The Sac and the Fox Indians form the Mesquakie Nation. The Sac (or Sauk) were the Osakiwugis, and the Fox were always the Mesquakie. Both were driven into the Western Great Lakes region by the Iroquois, and then further west, across the Mississippi, by US expansion. The Mesquakie Nation produced the athletic genius, Jim Thorpe (Wa-Tho-Huk), who excelled at every sport he tried. The “C” on his uniform in this painting could stand for his professional football team, the Canton Bulldogs, or for the same town’s Football Hall of Fame, of which he is an inductee, or it might stand for his alma mater, the Carlyle Indian boarding school.

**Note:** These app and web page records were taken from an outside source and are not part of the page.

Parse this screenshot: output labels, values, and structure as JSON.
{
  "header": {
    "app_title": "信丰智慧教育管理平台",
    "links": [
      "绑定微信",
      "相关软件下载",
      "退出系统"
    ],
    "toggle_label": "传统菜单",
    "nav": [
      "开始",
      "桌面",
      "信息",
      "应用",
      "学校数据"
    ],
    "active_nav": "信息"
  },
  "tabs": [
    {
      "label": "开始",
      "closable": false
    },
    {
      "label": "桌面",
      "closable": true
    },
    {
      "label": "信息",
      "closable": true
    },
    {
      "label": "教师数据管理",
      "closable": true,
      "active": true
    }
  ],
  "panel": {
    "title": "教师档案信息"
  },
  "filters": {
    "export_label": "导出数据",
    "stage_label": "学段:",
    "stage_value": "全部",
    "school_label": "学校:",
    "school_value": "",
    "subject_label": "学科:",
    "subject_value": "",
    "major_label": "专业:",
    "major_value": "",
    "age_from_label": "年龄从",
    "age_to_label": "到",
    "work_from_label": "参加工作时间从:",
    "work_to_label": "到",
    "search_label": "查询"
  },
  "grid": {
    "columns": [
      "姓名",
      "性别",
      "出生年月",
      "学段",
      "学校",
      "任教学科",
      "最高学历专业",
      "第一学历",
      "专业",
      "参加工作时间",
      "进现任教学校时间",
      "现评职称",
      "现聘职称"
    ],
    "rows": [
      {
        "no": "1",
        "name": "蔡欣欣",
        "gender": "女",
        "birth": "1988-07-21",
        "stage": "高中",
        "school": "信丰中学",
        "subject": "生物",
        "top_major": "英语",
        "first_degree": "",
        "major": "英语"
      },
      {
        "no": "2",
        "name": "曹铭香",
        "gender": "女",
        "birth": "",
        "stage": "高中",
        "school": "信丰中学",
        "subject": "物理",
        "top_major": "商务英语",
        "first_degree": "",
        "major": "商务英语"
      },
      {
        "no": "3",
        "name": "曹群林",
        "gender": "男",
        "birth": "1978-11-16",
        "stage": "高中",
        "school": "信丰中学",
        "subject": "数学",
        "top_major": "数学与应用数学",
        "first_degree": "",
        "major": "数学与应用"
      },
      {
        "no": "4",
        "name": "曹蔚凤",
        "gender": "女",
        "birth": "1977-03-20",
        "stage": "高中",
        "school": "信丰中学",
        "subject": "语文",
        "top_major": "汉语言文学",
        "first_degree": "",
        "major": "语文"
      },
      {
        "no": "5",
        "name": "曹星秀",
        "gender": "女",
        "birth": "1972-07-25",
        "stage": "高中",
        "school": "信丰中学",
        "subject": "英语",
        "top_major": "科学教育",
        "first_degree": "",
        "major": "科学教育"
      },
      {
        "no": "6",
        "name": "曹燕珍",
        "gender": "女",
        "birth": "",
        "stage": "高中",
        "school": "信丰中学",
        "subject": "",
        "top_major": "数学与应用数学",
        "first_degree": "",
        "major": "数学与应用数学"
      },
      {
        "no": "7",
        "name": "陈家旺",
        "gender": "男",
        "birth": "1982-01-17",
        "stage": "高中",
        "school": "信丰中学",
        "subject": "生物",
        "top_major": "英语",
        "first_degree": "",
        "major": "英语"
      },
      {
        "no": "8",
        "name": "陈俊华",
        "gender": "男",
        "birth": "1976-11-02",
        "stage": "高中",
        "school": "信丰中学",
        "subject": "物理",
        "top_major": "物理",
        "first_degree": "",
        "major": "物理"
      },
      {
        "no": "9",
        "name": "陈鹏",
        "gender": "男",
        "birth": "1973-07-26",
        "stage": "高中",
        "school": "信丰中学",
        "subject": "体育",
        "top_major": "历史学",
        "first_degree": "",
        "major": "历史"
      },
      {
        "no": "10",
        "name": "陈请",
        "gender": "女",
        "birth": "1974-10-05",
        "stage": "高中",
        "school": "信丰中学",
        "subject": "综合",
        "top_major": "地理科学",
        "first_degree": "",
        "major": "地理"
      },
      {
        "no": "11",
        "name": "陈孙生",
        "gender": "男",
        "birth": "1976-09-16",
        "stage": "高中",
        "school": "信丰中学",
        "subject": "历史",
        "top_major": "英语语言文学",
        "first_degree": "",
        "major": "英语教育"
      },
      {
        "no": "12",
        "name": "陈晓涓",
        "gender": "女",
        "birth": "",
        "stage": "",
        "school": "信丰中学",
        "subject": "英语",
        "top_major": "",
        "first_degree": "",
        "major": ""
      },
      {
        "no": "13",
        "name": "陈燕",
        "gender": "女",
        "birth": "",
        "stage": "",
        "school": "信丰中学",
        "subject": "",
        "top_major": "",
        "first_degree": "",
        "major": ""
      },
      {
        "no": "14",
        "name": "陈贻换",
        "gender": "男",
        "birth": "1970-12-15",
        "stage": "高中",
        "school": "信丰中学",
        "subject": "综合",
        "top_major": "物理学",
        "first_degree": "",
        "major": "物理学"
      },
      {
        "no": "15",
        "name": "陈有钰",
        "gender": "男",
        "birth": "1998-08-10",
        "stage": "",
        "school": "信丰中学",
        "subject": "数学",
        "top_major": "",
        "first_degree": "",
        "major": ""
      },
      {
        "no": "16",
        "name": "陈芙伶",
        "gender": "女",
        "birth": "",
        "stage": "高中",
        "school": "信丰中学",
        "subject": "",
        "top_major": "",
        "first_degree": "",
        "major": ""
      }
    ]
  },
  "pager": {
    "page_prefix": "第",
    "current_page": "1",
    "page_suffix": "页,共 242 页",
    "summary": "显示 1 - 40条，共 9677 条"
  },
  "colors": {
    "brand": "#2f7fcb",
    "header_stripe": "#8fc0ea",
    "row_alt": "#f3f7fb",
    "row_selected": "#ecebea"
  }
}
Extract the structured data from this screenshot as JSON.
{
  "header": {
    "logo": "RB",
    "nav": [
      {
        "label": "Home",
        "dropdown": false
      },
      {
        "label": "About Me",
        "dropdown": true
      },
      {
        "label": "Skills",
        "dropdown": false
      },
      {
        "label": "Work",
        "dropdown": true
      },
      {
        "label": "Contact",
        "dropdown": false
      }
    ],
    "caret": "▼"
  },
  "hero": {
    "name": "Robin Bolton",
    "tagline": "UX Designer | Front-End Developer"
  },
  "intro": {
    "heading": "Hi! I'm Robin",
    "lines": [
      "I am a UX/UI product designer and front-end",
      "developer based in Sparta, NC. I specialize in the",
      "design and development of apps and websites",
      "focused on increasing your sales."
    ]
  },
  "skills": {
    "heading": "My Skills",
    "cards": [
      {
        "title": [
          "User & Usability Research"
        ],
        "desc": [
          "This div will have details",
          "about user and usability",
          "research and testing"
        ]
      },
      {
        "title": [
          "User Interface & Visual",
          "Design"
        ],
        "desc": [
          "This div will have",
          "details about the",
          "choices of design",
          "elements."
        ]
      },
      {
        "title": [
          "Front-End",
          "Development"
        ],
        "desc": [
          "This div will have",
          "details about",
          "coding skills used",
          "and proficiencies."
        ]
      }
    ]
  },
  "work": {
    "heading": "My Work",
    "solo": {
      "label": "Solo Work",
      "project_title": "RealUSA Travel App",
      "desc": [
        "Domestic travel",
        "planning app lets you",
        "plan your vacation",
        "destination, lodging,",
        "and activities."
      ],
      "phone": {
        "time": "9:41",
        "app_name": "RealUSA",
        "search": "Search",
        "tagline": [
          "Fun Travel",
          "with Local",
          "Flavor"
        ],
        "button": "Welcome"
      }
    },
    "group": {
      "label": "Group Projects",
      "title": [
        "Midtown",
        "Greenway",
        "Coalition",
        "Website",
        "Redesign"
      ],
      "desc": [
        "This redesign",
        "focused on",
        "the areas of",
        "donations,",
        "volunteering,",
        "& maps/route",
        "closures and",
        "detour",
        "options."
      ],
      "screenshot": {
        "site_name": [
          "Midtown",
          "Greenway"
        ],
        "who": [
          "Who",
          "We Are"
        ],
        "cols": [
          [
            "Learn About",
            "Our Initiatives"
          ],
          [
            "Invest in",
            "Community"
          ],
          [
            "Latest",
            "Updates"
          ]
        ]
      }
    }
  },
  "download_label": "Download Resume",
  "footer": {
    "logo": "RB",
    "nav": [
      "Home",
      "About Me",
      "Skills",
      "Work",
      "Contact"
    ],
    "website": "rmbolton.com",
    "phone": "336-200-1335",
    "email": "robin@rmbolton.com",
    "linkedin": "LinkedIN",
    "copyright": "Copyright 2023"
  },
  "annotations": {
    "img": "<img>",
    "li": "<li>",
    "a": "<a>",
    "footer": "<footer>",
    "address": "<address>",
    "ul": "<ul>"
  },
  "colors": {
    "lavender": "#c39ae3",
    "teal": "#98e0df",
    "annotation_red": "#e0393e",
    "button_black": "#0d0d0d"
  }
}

Thorpe struck gold in the 1912 Olympics but had it all taken back because he’d athleted professionally. His medals have now been returned and his records restored, only 110 years later.
I once visited the U.S. Army’s ‘Carlyle Barracks’, hoping to learn more about the Indian School that once existed there, but there was no trace of it other than a baseball uniform in a tiny museum in the former brig. Given disproportionate space in the museum was a life-size diorama showing a mannequin of a doughboy sitting on his jail cell cot with a black eye and a hangover. I asked the guards how I could learn more about the school, and they referred me to someone in town who they thought might give a shit. Then they offered me a look at a real Sherman tank (Ironically named for the genius who proposed poisoning Indians with yucky blankets) and a tour of the Omar Bradley Museum, but I didn’t have the time or the interest. In fact, I was a bit irked, but outrage alone won’t solve the world’s problems, so I left.
That is how this painting drew me in the Boarding School direction, resulting in a youthful Thorpe with his bad, boarding-school haircut, Indian ledger paper drawing, and Western-art style tree in the background.